30 June, 2020
It is a strange and disturbing fact that gathering formatted, structured data from a custodian or private bank is so tricky. One solution that seemed promising was banking APIs. Still, after a few years, it appears that those are expensive (both in terms of integration, because no two APIs are the same and users generally need to pay licensing fees), and not always providing high quality information. Moreover, not all banks have APIs, leaving integration service providers looking for alternatives, or doing the work manually.
An alternative approach, gathering growing interest, is to use the basic documents provided to all investors: their PDF statements. Almost all of them are now available in “PDF text” format, which saves the hassle of OCR, and those documents are structured enough for a human eye to read it. Now, how do we make this computer readable?
NLP and RNN
Two “AI labelled” techniques can help: NLP, which identifies synonyms (in the statement context, it is “quantity = nominal”, or “name = denomination”), and RNN, which helps manage the many small differences between two banks formats, and discards irrelevant information.
With adequate problem specification, proper training, and some double checks from financial databases, those tools extract all the useful information from a simple PDF bank statement.
How does a computer achieve that?
The very first thing to do when using NLP is to go through a word embedding process. This maps every word in the corpus used to train the NLP engine into a multi-dimensional mathematical space based on the frequency of proximity of words. Let us take an example: we process a bunch of emails, all of which end with statements such as “Have a good day” or “Have a great day”. Word embedding computes that “good” and “great” are often found in the same context of certain phrases. Hence, they have very close values in the mathematical space, which are interpreted as words that have very close meanings. This can be used to find an equivalence between two different wordings of the same concept.
Word embedding, enhanced with RNN can be used to “reproduce” the human eye’s job of slicing and dicing the various elements of a statement and putting each item in the right bucket. That’s where problem specification matters: a human is needed to specify the degrees of freedom the computer has to explore using a neural network. Typically, those degrees of freedom are:
· Columns width
· Number of lines per asset
· Coordinates of the relevant item (e.g. ISIN code is 2nd row, 1st column)
By varying the parameters across these degrees of freedom, the RNN measures the corresponding quality of output (number of valid ISIN codes, percentage of total portfolio value extracted…) and thus can determine the optimal set of parameters.
Although 100% accuracy is probably out of reach, the gain in terms of data integration can be huge. Data gathered in this way can be exported in several formats, or integrated into apps.
· The initial work is cumbersome
· It needs a lot of market data to train and control the quality (e.g. is the extracted ISIN code a valid one?
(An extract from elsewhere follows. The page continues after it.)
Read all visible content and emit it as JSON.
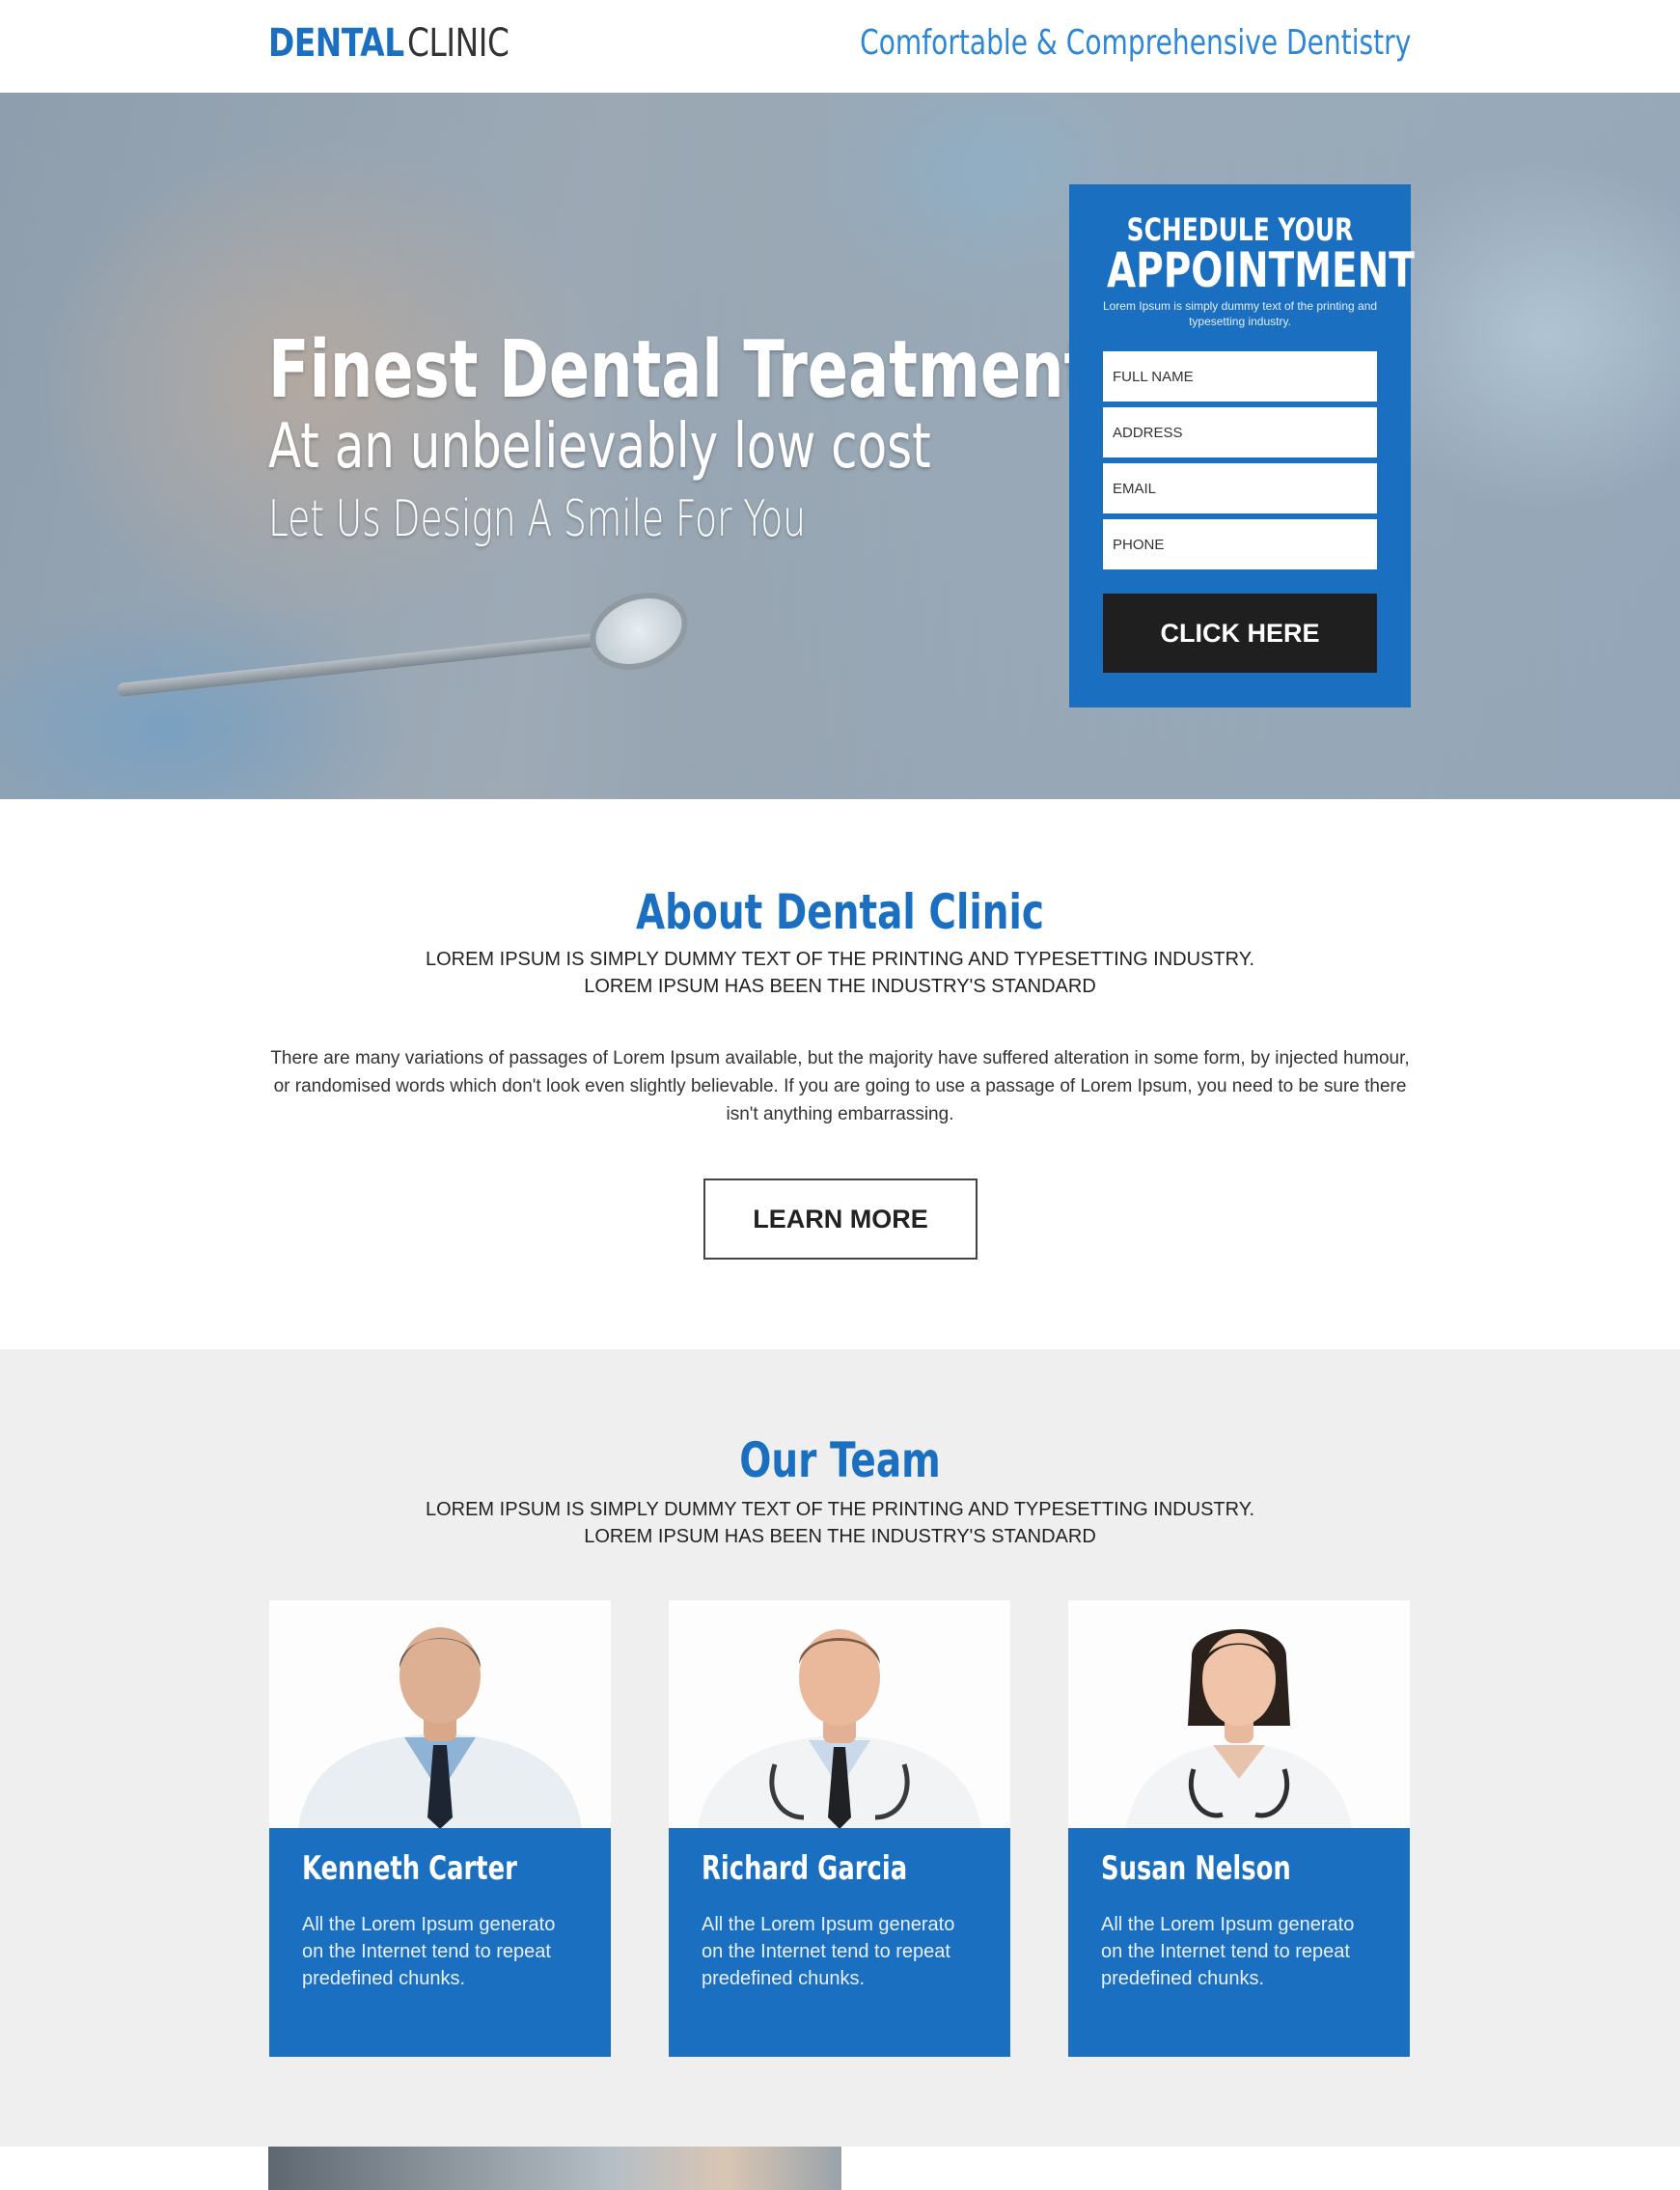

Does the pricing of the asset seem realistic?)
· Wide coverage of banks: can reach 100% of banks producing PDF reports
· Cost-saving: the marginal cost of adding banks is very low
· Easy integration: due to the connection with other databases, enriching statements (with sector, currency exposure, underlying of derivatives or funds) is straightforward
· Flexibility: the reporting format is no longer subject to bank’s own format
In conclusion, NLP+RNN will let you get what banks seem to be reluctant to offer: an easy integration of your statements and operations, with a bonus of adding external data. This might be the right arm twister to reach a new level of interactivity and transparency in finance.
What Are Word Embeddings for Text?
Introduction to Word Embedding and Word2Vec
Understanding Recurrent Neural Networks in 6 Minutes
Open Banking APIs: What, Why, When, Who, Where